At the 1997 Annual Conference in San Francisco the organizational structure needed to support Spectrum was presented by ALA President-Elect Barbara Ford in the document, "Spectrum Initiative: Next Steps.” To steward the newly established Initiative, Ford appointed the Steering Committee chaired by Dr. Carla D. Hayden, included, Khafre K. Abif, Mengxiong Liu, Diana Morales, Virginia M. McCurdy, Loriene Roy, Pamela G. Spencer, James F. Williams, II, and Kenneth A. Yamashita. The first class of fifty Spectrum Scholars was only a year away!
But its passage as an Association approved initiative did not mean the life of the Spectrum was secure. Funding to keep Spectrum alive was a struggle from its beginnings. Dr. Betty Turock persistently led that struggle. Sarah Long, ALA President, 1999-2000, turned to her to chair the campaign that would create the Spectrum Endowment. In her Presidential Message, (American Libraries September 1999) Long reminded her colleagues that after a tumultuous Association debate, Turock worked with supportive ALA Endowment Trustees—Pat Schuman, Ann Symons, and Bernie Margolis—to ensure their vote for using the undesignated Future Fund for the Spectrum Initiative. After ALA sold one of its Chicago building, Turock with equity legend Dr. E.J. Josey, Seoud Matta, and Janice Koyama, petitioned the Executive Board, led by Dr. Carla Hayden (ALA President 2003-2004), to appropriate $1 million from the sale to Spectrum. Hayden’s Executive Board voted affirmatively.
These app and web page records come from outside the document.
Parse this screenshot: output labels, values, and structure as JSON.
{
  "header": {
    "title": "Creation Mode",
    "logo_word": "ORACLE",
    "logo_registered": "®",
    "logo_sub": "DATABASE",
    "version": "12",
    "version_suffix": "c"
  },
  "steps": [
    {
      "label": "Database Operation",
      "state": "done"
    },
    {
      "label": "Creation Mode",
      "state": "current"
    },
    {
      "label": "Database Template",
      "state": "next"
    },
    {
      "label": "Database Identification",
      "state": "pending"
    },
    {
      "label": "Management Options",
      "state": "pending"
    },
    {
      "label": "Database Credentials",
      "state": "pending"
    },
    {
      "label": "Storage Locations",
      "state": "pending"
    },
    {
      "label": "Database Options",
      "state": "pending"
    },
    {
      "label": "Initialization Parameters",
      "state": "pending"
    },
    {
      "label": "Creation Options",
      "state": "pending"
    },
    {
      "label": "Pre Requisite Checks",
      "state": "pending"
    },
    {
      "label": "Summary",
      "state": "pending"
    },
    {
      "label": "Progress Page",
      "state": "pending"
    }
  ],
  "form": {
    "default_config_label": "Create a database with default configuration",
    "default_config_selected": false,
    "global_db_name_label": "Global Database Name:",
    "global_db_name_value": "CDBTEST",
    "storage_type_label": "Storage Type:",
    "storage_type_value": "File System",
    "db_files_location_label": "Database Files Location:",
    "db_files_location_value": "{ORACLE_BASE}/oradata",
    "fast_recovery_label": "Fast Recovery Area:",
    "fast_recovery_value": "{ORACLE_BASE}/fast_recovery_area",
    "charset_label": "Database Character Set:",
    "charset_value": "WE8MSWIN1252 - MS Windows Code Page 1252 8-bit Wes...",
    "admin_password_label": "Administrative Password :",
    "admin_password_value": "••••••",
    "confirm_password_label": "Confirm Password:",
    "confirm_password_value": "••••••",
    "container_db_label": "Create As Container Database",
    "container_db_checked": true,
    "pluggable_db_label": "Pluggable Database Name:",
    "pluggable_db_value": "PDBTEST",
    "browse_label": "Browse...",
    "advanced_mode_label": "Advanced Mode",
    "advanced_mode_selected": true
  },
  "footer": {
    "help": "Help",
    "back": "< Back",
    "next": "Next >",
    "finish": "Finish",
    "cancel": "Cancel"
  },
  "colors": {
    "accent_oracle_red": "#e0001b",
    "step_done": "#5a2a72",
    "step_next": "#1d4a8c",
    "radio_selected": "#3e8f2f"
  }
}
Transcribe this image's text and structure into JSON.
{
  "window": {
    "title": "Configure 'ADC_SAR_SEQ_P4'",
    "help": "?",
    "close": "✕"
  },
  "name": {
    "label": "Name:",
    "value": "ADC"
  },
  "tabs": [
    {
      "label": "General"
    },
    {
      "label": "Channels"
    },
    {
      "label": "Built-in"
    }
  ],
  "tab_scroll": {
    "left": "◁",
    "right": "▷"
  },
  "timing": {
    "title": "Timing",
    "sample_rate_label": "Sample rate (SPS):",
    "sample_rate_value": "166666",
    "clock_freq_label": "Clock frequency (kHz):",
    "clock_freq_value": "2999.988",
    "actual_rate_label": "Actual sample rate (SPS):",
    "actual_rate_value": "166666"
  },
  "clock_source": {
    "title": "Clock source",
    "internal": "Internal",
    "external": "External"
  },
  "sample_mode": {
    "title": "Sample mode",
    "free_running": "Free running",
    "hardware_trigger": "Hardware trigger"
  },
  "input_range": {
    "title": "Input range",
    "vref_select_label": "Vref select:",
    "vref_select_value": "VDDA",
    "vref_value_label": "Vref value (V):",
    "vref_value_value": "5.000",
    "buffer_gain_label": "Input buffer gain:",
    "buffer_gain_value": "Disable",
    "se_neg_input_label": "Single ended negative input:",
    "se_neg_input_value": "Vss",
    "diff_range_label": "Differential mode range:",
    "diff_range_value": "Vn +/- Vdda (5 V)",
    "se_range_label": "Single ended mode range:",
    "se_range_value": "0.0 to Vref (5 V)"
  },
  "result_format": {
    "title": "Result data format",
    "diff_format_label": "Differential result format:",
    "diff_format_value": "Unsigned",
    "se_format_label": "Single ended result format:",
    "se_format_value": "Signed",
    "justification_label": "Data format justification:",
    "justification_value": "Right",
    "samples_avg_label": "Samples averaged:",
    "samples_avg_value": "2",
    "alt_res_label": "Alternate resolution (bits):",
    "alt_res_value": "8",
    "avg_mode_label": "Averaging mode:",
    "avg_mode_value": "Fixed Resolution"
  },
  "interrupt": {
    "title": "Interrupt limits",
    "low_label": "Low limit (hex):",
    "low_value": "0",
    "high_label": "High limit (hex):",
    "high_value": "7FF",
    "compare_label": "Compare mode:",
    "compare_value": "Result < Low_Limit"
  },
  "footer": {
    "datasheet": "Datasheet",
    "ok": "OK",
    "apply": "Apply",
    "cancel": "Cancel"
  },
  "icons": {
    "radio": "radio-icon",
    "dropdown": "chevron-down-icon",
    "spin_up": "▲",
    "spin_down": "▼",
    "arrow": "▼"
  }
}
At the 2009 ALA Conference, ALA President Camila Alire, Immediate Past President Jim Rettig and President-Elect Roberta Stevens announced the Spectrum Presidential Initiative to raise $1 million to ensure continued funding for the Spectrum Scholars and the Endowment that supported them. Betty Turock chaired the successful campaign which exceeded its goal and raised $1.23 million from over 1,700 donors. Under Turock's leadership, Spectrum received and continues to see broad support by ALA members, Spectrum alumni, library school students, ALA leadership, ALA divisions, offices, round tables and staff, and friends of libraries and librarians.
At the 15th Anniversary of the Spectrum Scholarship Program ALA’s Council adopted a resolution honoring Spectrum, crediting its introduction to then American Library Association Executive Director Elizabeth Martinez and ALA President Betty Turock (2013 ALA Tribute#4 Annual Conference).
In 2018, Spectrum has demonstrated its success. The Spectrum Scholarship Program has funded 1,063 masters degree scholarships and 18 Doctoral Fellows. Our Anniversary theme is Spectrum's 20 Years: A Celebration of Community. To support our celebration, volunteers are serving as Cohort Champions for each of our 20 years to help strengthen and broaden connections within our Spectrum Community. These alumni are honoring our founding champion's investment and vision for Spectrum by strengthening connections within each cohort, expanding local networks of librarians of color, and supporting one another in raising visibility and funds for the Spectrum Scholarship Program.
As part of Spectrum's 20th Anniversary, we are sharing reflections on our history. Community members with historical information about the Spectrum Initiative and Scholars interested in sharing reflective pieces in honor of the Anniversary are invited to contact us at firstname.lastname@example.org.